Start of Given records
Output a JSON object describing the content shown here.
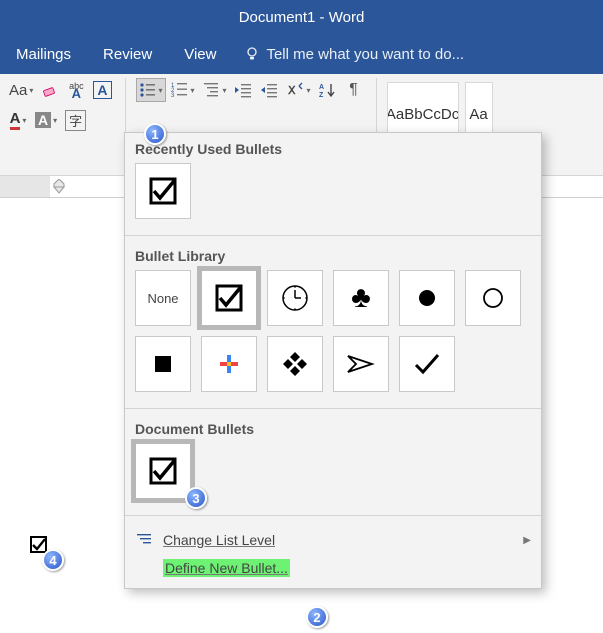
{
  "title": "Document1 - Word",
  "tabs": {
    "mailings": "Mailings",
    "review": "Review",
    "view": "View",
    "tellme": "Tell me what you want to do..."
  },
  "styles": {
    "item1": "AaBbCcDc",
    "item2": "Aa"
  },
  "dropdown": {
    "recent_title": "Recently Used Bullets",
    "library_title": "Bullet Library",
    "document_title": "Document Bullets",
    "none": "None",
    "change_level": "Change List Level",
    "define_new": "Define New Bullet..."
  },
  "annotations": {
    "a1": "1",
    "a2": "2",
    "a3": "3",
    "a4": "4"
  }
}
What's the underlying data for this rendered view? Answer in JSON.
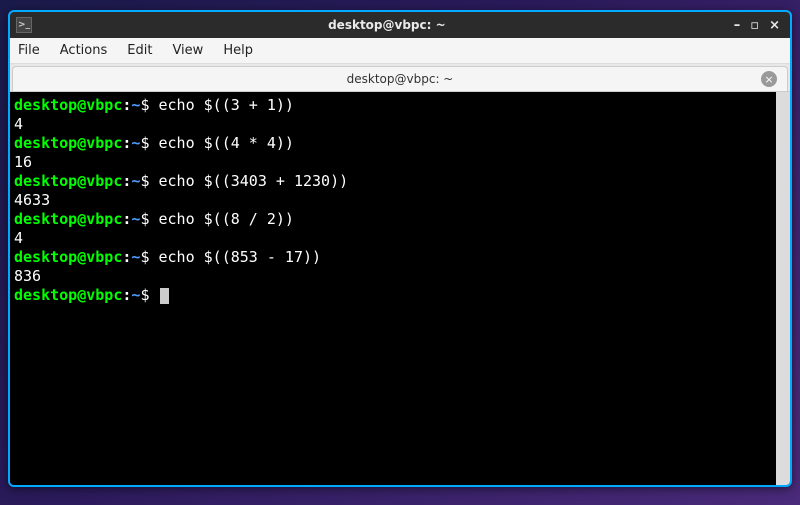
{
  "window": {
    "title": "desktop@vbpc: ~"
  },
  "menubar": {
    "items": [
      "File",
      "Actions",
      "Edit",
      "View",
      "Help"
    ]
  },
  "tab": {
    "label": "desktop@vbpc: ~"
  },
  "prompt": {
    "user_host": "desktop@vbpc",
    "sep": ":",
    "path": "~",
    "dollar": "$"
  },
  "lines": [
    {
      "type": "cmd",
      "text": "echo $((3 + 1))"
    },
    {
      "type": "out",
      "text": "4"
    },
    {
      "type": "cmd",
      "text": "echo $((4 * 4))"
    },
    {
      "type": "out",
      "text": "16"
    },
    {
      "type": "cmd",
      "text": "echo $((3403 + 1230))"
    },
    {
      "type": "out",
      "text": "4633"
    },
    {
      "type": "cmd",
      "text": "echo $((8 / 2))"
    },
    {
      "type": "out",
      "text": "4"
    },
    {
      "type": "cmd",
      "text": "echo $((853 - 17))"
    },
    {
      "type": "out",
      "text": "836"
    },
    {
      "type": "cursor"
    }
  ],
  "colors": {
    "prompt_user": "#00ff00",
    "prompt_path": "#4f9cff",
    "window_border": "#00aaff"
  }
}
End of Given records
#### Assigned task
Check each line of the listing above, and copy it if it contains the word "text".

#### Task output
      "text": "echo $((3 + 1))"
      "text": "4"
      "text": "echo $((4 * 4))"
      "text": "16"
      "text": "echo $((3403 + 1230))"
      "text": "4633"
      "text": "echo $((8 / 2))"
      "text": "4"
      "text": "echo $((853 - 17))"
      "text": "836"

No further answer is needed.